EXERCISE DATA:
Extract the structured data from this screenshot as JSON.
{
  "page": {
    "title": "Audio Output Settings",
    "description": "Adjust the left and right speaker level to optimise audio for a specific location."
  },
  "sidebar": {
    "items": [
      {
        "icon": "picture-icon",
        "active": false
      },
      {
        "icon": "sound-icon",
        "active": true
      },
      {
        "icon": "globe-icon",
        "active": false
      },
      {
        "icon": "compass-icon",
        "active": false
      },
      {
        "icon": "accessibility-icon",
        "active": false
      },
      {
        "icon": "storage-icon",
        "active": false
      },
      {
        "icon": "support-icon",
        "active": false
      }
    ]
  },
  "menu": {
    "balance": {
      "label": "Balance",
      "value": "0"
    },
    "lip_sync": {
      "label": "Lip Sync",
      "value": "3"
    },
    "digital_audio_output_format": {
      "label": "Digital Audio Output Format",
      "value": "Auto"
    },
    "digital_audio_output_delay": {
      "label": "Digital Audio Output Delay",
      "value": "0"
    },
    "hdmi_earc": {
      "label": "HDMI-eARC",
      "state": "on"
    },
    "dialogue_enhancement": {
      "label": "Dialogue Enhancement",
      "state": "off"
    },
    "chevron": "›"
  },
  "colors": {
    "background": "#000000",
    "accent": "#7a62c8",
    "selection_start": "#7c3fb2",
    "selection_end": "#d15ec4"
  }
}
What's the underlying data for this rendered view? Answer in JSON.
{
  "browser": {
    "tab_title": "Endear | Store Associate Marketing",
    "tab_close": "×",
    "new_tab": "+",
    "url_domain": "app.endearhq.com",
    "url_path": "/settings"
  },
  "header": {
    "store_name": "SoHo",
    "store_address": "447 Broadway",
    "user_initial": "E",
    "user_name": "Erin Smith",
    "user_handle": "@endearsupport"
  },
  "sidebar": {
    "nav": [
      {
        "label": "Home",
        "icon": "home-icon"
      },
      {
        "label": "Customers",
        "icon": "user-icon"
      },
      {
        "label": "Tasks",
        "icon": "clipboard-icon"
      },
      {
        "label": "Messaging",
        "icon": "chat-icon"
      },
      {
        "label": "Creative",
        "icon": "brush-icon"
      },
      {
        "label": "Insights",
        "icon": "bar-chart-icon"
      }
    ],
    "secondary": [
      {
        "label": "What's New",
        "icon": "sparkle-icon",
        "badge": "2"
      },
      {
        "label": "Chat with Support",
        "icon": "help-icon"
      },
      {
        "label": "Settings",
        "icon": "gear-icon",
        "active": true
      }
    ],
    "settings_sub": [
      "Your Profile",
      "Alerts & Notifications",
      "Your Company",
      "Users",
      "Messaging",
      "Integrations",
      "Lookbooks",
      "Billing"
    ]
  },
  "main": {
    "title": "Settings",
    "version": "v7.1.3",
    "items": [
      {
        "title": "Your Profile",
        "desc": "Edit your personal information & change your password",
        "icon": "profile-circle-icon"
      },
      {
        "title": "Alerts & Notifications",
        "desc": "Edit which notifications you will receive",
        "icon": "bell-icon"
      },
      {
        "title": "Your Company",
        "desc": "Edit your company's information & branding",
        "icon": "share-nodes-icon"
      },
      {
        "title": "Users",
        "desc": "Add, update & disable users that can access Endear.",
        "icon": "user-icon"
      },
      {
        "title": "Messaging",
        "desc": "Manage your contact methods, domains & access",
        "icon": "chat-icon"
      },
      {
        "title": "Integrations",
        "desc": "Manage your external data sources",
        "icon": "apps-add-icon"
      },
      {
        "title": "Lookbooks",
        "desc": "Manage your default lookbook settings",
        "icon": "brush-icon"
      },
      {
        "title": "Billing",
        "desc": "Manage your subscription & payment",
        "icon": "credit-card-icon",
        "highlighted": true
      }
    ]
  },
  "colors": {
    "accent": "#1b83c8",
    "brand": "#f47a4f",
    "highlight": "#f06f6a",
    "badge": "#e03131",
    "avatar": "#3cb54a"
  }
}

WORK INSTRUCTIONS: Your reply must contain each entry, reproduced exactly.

OUTPUT OF THE TASK:
Extract the structured data from this screenshot as JSON.
{
  "page": {
    "title": "Audio Output Settings",
    "description": "Adjust the left and right speaker level to optimise audio for a specific location."
  },
  "sidebar": {
    "items": [
      {
        "icon": "picture-icon",
        "active": false
      },
      {
        "icon": "sound-icon",
        "active": true
      },
      {
        "icon": "globe-icon",
        "active": false
      },
      {
        "icon": "compass-icon",
        "active": false
      },
      {
        "icon": "accessibility-icon",
        "active": false
      },
      {
        "icon": "storage-icon",
        "active": false
      },
      {
        "icon": "support-icon",
        "active": false
      }
    ]
  },
  "menu": {
    "balance": {
      "label": "Balance",
      "value": "0"
    },
    "lip_sync": {
      "label": "Lip Sync",
      "value": "3"
    },
    "digital_audio_output_format": {
      "label": "Digital Audio Output Format",
      "value": "Auto"
    },
    "digital_audio_output_delay": {
      "label": "Digital Audio Output Delay",
      "value": "0"
    },
    "hdmi_earc": {
      "label": "HDMI-eARC",
      "state": "on"
    },
    "dialogue_enhancement": {
      "label": "Dialogue Enhancement",
      "state": "off"
    },
    "chevron": "›"
  },
  "colors": {
    "background": "#000000",
    "accent": "#7a62c8",
    "selection_start": "#7c3fb2",
    "selection_end": "#d15ec4"
  }
}
What's the underlying data for this rendered view? Answer in JSON.
{
  "browser": {
    "tab_title": "Endear | Store Associate Marketing",
    "tab_close": "×",
    "new_tab": "+",
    "url_domain": "app.endearhq.com",
    "url_path": "/settings"
  },
  "header": {
    "store_name": "SoHo",
    "store_address": "447 Broadway",
    "user_initial": "E",
    "user_name": "Erin Smith",
    "user_handle": "@endearsupport"
  },
  "sidebar": {
    "nav": [
      {
        "label": "Home",
        "icon": "home-icon"
      },
      {
        "label": "Customers",
        "icon": "user-icon"
      },
      {
        "label": "Tasks",
        "icon": "clipboard-icon"
      },
      {
        "label": "Messaging",
        "icon": "chat-icon"
      },
      {
        "label": "Creative",
        "icon": "brush-icon"
      },
      {
        "label": "Insights",
        "icon": "bar-chart-icon"
      }
    ],
    "secondary": [
      {
        "label": "What's New",
        "icon": "sparkle-icon",
        "badge": "2"
      },
      {
        "label": "Chat with Support",
        "icon": "help-icon"
      },
      {
        "label": "Settings",
        "icon": "gear-icon",
        "active": true
      }
    ],
    "settings_sub": [
      "Your Profile",
      "Alerts & Notifications",
      "Your Company",
      "Users",
      "Messaging",
      "Integrations",
      "Lookbooks",
      "Billing"
    ]
  },
  "main": {
    "title": "Settings",
    "version": "v7.1.3",
    "items": [
      {
        "title": "Your Profile",
        "desc": "Edit your personal information & change your password",
        "icon": "profile-circle-icon"
      },
      {
        "title": "Alerts & Notifications",
        "desc": "Edit which notifications you will receive",
        "icon": "bell-icon"
      },
      {
        "title": "Your Company",
        "desc": "Edit your company's information & branding",
        "icon": "share-nodes-icon"
      },
      {
        "title": "Users",
        "desc": "Add, update & disable users that can access Endear.",
        "icon": "user-icon"
      },
      {
        "title": "Messaging",
        "desc": "Manage your contact methods, domains & access",
        "icon": "chat-icon"
      },
      {
        "title": "Integrations",
        "desc": "Manage your external data sources",
        "icon": "apps-add-icon"
      },
      {
        "title": "Lookbooks",
        "desc": "Manage your default lookbook settings",
        "icon": "brush-icon"
      },
      {
        "title": "Billing",
        "desc": "Manage your subscription & payment",
        "icon": "credit-card-icon",
        "highlighted": true
      }
    ]
  },
  "colors": {
    "accent": "#1b83c8",
    "brand": "#f47a4f",
    "highlight": "#f06f6a",
    "badge": "#e03131",
    "avatar": "#3cb54a"
  }
}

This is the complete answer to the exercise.